Earlier this year, the Centers for Medicare and Medicaid Services (CMS) announced it would begin a five-year testing period of a new community-based health care program. The Accountable Health Communities (AHC) model, will examine whether or not screening Medicare and Medicaid beneficiaries for health-related social needs will improve care and lower costs. CMS hopes to study if the model can address “a critical gap between clinical care and community services in the current health care delivery system.”
AHC’s model will focus primarily on the health-related social needs of patients. The concept is based upon emerging evidence that addressing patient needs through enhanced clinical-community linkages can improve health outcomes and reduce costs. CMS believes that ignoring health-related social needs may:
- Increase the risk of developing chronic conditions
- Reduce an individual’s ability to manage these conditions
- Increase health care costs
- Lead to avoidable heath care utilization.
This model will try to promote clinical community collaboration through:
- Screening and referral of community-dwelling beneficiaries
- Encouragement of alignment between clinical and community services.
Over this five-year period, CMS will implement and test three approaches or a ‘three-track model.’ Each track features interventions of varying intensity that link beneficiaries with community services such as community referral, service navigation and service alignment. Along with these tracks, CMS will award 44 cooperative agreements, ranging from $1 million to $4.5 million per awardee. Each of the tracks requires the award recipient to serve as a center that is responsible for coordinating efforts in testing in a specific track.

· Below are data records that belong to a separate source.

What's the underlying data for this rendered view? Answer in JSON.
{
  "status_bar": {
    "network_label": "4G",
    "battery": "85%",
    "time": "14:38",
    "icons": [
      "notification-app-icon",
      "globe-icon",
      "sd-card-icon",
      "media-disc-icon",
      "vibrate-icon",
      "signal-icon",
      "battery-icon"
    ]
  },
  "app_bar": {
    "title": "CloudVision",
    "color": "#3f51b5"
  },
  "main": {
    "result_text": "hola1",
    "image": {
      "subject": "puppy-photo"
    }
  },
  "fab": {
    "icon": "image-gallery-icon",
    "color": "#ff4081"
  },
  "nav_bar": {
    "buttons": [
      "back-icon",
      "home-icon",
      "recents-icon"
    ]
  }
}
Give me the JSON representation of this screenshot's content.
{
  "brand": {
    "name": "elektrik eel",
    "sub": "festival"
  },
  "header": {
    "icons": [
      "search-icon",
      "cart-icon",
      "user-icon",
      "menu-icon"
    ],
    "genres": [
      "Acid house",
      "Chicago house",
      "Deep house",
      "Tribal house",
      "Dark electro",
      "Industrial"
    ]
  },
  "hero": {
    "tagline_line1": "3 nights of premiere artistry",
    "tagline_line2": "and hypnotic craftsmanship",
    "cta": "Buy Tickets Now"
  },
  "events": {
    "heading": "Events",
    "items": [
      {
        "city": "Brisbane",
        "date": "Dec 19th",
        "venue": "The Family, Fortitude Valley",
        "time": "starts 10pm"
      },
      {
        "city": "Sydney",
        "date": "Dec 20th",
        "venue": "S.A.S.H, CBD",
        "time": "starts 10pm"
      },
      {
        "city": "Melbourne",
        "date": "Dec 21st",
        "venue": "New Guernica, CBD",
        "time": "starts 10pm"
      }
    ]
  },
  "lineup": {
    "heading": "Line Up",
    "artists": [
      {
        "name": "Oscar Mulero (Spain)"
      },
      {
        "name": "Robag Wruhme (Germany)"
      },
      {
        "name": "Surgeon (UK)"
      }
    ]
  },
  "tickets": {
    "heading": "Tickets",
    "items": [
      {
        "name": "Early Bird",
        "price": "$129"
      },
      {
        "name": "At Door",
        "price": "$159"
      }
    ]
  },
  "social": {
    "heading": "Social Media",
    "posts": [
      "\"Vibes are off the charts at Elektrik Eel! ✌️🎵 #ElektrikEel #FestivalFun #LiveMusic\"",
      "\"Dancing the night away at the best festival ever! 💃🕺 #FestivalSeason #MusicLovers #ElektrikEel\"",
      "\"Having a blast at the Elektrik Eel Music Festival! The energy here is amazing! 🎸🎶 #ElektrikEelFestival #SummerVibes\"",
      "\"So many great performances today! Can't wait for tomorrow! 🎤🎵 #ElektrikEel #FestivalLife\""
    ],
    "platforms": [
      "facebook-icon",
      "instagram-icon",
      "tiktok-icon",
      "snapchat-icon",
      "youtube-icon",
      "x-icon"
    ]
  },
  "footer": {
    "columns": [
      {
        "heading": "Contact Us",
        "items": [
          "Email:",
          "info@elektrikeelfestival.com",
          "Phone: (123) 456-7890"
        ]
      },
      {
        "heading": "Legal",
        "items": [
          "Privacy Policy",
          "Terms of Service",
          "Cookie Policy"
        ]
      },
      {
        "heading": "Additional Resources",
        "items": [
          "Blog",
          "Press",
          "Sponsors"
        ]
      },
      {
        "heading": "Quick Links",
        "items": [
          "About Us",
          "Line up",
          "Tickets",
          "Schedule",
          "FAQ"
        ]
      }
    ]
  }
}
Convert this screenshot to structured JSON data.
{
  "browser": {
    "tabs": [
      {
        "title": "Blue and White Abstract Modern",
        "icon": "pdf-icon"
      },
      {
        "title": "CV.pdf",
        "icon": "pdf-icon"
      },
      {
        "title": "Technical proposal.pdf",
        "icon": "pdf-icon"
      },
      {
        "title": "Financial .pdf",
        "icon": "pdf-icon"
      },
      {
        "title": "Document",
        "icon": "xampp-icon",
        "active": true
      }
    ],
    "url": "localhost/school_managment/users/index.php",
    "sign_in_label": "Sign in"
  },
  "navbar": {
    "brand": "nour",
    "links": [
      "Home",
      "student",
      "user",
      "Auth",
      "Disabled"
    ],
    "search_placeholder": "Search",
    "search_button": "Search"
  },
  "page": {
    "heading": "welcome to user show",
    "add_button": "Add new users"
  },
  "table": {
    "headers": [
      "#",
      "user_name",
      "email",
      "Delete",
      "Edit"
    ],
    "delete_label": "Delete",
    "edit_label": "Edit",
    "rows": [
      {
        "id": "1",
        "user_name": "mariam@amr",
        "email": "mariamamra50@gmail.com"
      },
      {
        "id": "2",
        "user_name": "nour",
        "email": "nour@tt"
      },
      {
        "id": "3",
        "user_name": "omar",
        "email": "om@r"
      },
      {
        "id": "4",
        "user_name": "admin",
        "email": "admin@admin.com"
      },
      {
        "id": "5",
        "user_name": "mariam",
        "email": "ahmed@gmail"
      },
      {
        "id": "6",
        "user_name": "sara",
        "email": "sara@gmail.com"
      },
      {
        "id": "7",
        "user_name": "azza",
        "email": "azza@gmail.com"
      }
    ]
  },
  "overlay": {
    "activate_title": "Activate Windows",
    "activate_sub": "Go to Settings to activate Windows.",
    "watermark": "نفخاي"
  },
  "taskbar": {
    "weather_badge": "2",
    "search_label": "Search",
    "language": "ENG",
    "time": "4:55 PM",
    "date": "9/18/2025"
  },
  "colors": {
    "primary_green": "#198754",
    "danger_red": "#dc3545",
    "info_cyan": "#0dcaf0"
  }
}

The ultimate goal for the model is to identify and address health-related social needs in housing instability, food insecurity, utility needs, interpersonal violence, and transportation needs. CMS intends to test the impact on total cost of care through this evaluation using the model.